The three special awards were created to recognise and reward people who are leading the way in innovative autism practice. In front of an audience of education professionals and family members of people with autism, the University’s Marie Howley presented Dr Julia Malkin MBE, Dr Glenys Jones and student Stephanie Nixon with awards to celebrate their achievements.
Dr Julia Malkin, who was born in Northampton, was presented with the Outstanding Achievements in Autism award. A driving instructor by trade, Julia – who was diagnosed with Aspergers syndrome at the age of 40 – set up a specialist driving instructor academy for people with autism and additional needs. The course Julia created is still the only one of its kind in the UK, and perhaps the world. Julia has studied extensively, gaining four degrees in six years, and became a Doctor of Philosophy earlier this year.
Marie Howley commented: “Julia Malkin is an exceptionally talented individual who strives to improve the lives of people with autism. This award is a fitting tribute to her many achievements.”
Dr Glenys Jones, who delivered a keynote lecture at the event, received the award for Outstanding Contribution to Autism Education. A chartered Psychologist and an Honorary Lecturer with the Autism Centre for Autism Research (ACER) at the University of Birmingham, Dr Jones has been engaged in autism research for over 30 years. Her contribution to autism education has been outstanding and she has had an enormous impact upon the lives of people with autism and those who work with them.

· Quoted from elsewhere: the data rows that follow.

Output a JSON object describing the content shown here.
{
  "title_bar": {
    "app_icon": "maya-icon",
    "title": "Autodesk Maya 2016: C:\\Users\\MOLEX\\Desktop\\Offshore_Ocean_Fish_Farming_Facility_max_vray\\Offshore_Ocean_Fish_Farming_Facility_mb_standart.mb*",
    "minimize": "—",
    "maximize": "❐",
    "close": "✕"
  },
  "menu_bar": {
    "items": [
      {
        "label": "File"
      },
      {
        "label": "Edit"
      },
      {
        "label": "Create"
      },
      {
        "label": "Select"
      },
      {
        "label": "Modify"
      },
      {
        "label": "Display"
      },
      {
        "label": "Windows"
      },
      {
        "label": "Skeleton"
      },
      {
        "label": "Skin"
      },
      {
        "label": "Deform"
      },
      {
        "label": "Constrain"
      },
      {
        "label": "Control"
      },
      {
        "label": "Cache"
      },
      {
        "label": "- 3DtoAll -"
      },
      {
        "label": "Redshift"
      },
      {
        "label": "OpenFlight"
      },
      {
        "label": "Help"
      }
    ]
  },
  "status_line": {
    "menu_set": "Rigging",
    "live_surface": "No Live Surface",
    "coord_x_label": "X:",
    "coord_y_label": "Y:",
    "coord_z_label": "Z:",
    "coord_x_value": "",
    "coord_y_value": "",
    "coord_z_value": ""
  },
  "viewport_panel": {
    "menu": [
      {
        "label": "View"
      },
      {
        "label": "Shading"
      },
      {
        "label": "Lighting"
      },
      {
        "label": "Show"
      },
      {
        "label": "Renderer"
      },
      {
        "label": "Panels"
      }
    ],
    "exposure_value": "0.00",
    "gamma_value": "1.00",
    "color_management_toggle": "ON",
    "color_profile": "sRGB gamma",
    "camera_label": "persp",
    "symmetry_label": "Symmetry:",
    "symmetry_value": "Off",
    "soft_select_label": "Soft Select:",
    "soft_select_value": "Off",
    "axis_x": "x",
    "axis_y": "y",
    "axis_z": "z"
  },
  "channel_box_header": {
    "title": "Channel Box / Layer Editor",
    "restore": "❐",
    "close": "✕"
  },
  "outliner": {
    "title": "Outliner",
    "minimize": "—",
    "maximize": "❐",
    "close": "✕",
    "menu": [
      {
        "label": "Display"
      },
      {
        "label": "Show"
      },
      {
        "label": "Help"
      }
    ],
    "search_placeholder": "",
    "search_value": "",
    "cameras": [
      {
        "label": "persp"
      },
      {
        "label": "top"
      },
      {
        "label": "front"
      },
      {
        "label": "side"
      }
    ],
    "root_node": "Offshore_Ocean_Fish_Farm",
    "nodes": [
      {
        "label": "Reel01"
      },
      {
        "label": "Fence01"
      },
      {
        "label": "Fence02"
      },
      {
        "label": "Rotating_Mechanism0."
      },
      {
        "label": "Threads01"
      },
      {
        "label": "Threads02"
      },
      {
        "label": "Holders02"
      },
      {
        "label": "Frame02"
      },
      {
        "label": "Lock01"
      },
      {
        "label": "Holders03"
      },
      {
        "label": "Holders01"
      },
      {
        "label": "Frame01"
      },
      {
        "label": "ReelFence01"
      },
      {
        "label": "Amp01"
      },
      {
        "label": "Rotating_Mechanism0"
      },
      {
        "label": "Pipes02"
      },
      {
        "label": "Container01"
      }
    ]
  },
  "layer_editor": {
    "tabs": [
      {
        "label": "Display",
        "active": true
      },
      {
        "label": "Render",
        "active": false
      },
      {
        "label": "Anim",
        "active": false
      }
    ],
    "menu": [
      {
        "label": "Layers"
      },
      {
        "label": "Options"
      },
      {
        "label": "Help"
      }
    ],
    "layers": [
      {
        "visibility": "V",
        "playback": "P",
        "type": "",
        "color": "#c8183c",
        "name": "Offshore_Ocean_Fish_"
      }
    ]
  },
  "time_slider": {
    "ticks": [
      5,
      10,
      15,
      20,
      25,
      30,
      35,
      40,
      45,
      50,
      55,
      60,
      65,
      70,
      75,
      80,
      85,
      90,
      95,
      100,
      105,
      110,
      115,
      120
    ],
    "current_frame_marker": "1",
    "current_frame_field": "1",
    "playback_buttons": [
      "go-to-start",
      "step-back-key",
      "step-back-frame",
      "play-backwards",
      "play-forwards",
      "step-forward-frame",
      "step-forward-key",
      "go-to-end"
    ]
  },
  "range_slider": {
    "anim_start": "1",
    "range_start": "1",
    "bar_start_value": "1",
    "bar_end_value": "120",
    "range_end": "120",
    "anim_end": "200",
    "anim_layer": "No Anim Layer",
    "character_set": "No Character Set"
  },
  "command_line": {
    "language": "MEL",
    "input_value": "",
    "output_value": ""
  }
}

The awards also celebrated the achievements of Stephanie Nixon, a student at the University, who received the Changemaker for Autism award. A final year criminology student, Stephanie created an outstanding Changemaker project, in association with the University’s residential life team and the Students’ Union. The project offers support to students who are on the autism spectrum. While at University, Stephanie has also set up an ‘autism spectrum circle’ to offer social support for students, and has completed many activities – including skydiving – for local charity Autism concern.
The School of Education has been organising Autism conferences since 2001. This year’s event, held at Park Campus, gave delegates the opportunity to take part in a series of workshops and network with others who have an interest in autism.